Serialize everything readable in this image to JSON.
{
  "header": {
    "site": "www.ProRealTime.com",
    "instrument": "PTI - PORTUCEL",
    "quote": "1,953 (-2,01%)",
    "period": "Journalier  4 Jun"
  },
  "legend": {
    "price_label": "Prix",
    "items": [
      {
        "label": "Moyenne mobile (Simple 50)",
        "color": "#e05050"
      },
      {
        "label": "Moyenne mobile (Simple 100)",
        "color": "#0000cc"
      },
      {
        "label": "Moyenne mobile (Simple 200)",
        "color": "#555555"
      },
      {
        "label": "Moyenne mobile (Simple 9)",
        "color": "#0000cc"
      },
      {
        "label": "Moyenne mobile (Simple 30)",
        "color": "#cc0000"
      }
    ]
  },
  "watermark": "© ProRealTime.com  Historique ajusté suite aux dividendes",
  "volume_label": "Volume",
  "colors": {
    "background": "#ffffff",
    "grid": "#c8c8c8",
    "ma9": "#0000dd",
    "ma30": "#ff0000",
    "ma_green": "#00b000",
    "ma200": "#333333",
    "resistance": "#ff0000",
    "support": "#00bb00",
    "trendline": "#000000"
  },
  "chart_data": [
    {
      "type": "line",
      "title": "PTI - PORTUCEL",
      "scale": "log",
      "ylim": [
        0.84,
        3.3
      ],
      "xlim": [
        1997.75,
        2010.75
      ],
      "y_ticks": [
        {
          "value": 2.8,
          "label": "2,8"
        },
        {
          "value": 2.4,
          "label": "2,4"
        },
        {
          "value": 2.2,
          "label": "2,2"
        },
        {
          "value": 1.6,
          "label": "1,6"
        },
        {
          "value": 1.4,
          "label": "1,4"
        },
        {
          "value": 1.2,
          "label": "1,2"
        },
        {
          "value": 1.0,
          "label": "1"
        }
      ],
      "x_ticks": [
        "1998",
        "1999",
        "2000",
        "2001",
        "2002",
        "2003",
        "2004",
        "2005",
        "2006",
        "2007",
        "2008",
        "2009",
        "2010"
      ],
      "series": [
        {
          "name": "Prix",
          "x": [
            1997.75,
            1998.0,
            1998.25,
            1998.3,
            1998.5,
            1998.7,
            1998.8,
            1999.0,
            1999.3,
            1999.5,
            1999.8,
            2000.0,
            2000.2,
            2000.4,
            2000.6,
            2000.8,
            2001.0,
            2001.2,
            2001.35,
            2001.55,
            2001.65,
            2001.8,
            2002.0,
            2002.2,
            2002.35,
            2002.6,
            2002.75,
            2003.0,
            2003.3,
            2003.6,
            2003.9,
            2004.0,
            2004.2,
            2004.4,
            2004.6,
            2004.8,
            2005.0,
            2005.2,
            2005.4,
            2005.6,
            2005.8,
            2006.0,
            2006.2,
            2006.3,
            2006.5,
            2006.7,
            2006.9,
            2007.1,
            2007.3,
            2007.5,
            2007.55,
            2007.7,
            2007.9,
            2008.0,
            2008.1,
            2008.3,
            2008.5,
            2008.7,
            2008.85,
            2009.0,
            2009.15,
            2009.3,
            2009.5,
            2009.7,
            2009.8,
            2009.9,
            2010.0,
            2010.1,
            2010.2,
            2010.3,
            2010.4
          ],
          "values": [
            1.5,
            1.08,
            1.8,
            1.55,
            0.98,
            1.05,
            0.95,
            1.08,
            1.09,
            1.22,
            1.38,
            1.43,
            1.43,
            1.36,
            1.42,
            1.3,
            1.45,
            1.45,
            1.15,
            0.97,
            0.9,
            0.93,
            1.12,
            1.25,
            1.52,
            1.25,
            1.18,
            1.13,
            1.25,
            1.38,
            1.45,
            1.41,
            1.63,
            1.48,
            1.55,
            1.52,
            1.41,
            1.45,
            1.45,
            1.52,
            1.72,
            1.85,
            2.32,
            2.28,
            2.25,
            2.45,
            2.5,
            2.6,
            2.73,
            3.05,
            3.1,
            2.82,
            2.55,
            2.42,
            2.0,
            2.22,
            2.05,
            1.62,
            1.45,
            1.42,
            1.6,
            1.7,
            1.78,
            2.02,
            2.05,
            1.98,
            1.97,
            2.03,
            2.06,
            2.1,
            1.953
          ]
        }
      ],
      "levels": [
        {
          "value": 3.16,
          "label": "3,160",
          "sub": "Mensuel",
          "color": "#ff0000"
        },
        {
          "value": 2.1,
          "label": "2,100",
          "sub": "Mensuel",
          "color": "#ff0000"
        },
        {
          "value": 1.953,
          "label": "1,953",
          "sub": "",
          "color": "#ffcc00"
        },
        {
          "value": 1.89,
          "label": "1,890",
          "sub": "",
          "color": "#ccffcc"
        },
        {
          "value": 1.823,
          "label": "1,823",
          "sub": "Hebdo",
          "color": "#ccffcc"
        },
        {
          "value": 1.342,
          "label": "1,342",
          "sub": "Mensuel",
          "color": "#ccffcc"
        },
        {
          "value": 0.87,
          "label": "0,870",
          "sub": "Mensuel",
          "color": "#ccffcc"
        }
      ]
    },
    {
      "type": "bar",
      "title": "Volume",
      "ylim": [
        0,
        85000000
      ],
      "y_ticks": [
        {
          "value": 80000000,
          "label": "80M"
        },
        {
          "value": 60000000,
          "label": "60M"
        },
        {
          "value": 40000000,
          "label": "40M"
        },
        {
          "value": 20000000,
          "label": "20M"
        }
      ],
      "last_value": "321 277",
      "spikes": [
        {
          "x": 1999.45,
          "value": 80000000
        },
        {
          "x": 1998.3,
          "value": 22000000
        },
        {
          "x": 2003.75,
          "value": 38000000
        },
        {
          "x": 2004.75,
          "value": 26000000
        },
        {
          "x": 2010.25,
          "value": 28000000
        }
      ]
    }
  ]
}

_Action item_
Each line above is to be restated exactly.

_Solved problem_
Serialize everything readable in this image to JSON.
{
  "header": {
    "site": "www.ProRealTime.com",
    "instrument": "PTI - PORTUCEL",
    "quote": "1,953 (-2,01%)",
    "period": "Journalier  4 Jun"
  },
  "legend": {
    "price_label": "Prix",
    "items": [
      {
        "label": "Moyenne mobile (Simple 50)",
        "color": "#e05050"
      },
      {
        "label": "Moyenne mobile (Simple 100)",
        "color": "#0000cc"
      },
      {
        "label": "Moyenne mobile (Simple 200)",
        "color": "#555555"
      },
      {
        "label": "Moyenne mobile (Simple 9)",
        "color": "#0000cc"
      },
      {
        "label": "Moyenne mobile (Simple 30)",
        "color": "#cc0000"
      }
    ]
  },
  "watermark": "© ProRealTime.com  Historique ajusté suite aux dividendes",
  "volume_label": "Volume",
  "colors": {
    "background": "#ffffff",
    "grid": "#c8c8c8",
    "ma9": "#0000dd",
    "ma30": "#ff0000",
    "ma_green": "#00b000",
    "ma200": "#333333",
    "resistance": "#ff0000",
    "support": "#00bb00",
    "trendline": "#000000"
  },
  "chart_data": [
    {
      "type": "line",
      "title": "PTI - PORTUCEL",
      "scale": "log",
      "ylim": [
        0.84,
        3.3
      ],
      "xlim": [
        1997.75,
        2010.75
      ],
      "y_ticks": [
        {
          "value": 2.8,
          "label": "2,8"
        },
        {
          "value": 2.4,
          "label": "2,4"
        },
        {
          "value": 2.2,
          "label": "2,2"
        },
        {
          "value": 1.6,
          "label": "1,6"
        },
        {
          "value": 1.4,
          "label": "1,4"
        },
        {
          "value": 1.2,
          "label": "1,2"
        },
        {
          "value": 1.0,
          "label": "1"
        }
      ],
      "x_ticks": [
        "1998",
        "1999",
        "2000",
        "2001",
        "2002",
        "2003",
        "2004",
        "2005",
        "2006",
        "2007",
        "2008",
        "2009",
        "2010"
      ],
      "series": [
        {
          "name": "Prix",
          "x": [
            1997.75,
            1998.0,
            1998.25,
            1998.3,
            1998.5,
            1998.7,
            1998.8,
            1999.0,
            1999.3,
            1999.5,
            1999.8,
            2000.0,
            2000.2,
            2000.4,
            2000.6,
            2000.8,
            2001.0,
            2001.2,
            2001.35,
            2001.55,
            2001.65,
            2001.8,
            2002.0,
            2002.2,
            2002.35,
            2002.6,
            2002.75,
            2003.0,
            2003.3,
            2003.6,
            2003.9,
            2004.0,
            2004.2,
            2004.4,
            2004.6,
            2004.8,
            2005.0,
            2005.2,
            2005.4,
            2005.6,
            2005.8,
            2006.0,
            2006.2,
            2006.3,
            2006.5,
            2006.7,
            2006.9,
            2007.1,
            2007.3,
            2007.5,
            2007.55,
            2007.7,
            2007.9,
            2008.0,
            2008.1,
            2008.3,
            2008.5,
            2008.7,
            2008.85,
            2009.0,
            2009.15,
            2009.3,
            2009.5,
            2009.7,
            2009.8,
            2009.9,
            2010.0,
            2010.1,
            2010.2,
            2010.3,
            2010.4
          ],
          "values": [
            1.5,
            1.08,
            1.8,
            1.55,
            0.98,
            1.05,
            0.95,
            1.08,
            1.09,
            1.22,
            1.38,
            1.43,
            1.43,
            1.36,
            1.42,
            1.3,
            1.45,
            1.45,
            1.15,
            0.97,
            0.9,
            0.93,
            1.12,
            1.25,
            1.52,
            1.25,
            1.18,
            1.13,
            1.25,
            1.38,
            1.45,
            1.41,
            1.63,
            1.48,
            1.55,
            1.52,
            1.41,
            1.45,
            1.45,
            1.52,
            1.72,
            1.85,
            2.32,
            2.28,
            2.25,
            2.45,
            2.5,
            2.6,
            2.73,
            3.05,
            3.1,
            2.82,
            2.55,
            2.42,
            2.0,
            2.22,
            2.05,
            1.62,
            1.45,
            1.42,
            1.6,
            1.7,
            1.78,
            2.02,
            2.05,
            1.98,
            1.97,
            2.03,
            2.06,
            2.1,
            1.953
          ]
        }
      ],
      "levels": [
        {
          "value": 3.16,
          "label": "3,160",
          "sub": "Mensuel",
          "color": "#ff0000"
        },
        {
          "value": 2.1,
          "label": "2,100",
          "sub": "Mensuel",
          "color": "#ff0000"
        },
        {
          "value": 1.953,
          "label": "1,953",
          "sub": "",
          "color": "#ffcc00"
        },
        {
          "value": 1.89,
          "label": "1,890",
          "sub": "",
          "color": "#ccffcc"
        },
        {
          "value": 1.823,
          "label": "1,823",
          "sub": "Hebdo",
          "color": "#ccffcc"
        },
        {
          "value": 1.342,
          "label": "1,342",
          "sub": "Mensuel",
          "color": "#ccffcc"
        },
        {
          "value": 0.87,
          "label": "0,870",
          "sub": "Mensuel",
          "color": "#ccffcc"
        }
      ]
    },
    {
      "type": "bar",
      "title": "Volume",
      "ylim": [
        0,
        85000000
      ],
      "y_ticks": [
        {
          "value": 80000000,
          "label": "80M"
        },
        {
          "value": 60000000,
          "label": "60M"
        },
        {
          "value": 40000000,
          "label": "40M"
        },
        {
          "value": 20000000,
          "label": "20M"
        }
      ],
      "last_value": "321 277",
      "spikes": [
        {
          "x": 1999.45,
          "value": 80000000
        },
        {
          "x": 1998.3,
          "value": 22000000
        },
        {
          "x": 2003.75,
          "value": 38000000
        },
        {
          "x": 2004.75,
          "value": 26000000
        },
        {
          "x": 2010.25,
          "value": 28000000
        }
      ]
    }
  ]
}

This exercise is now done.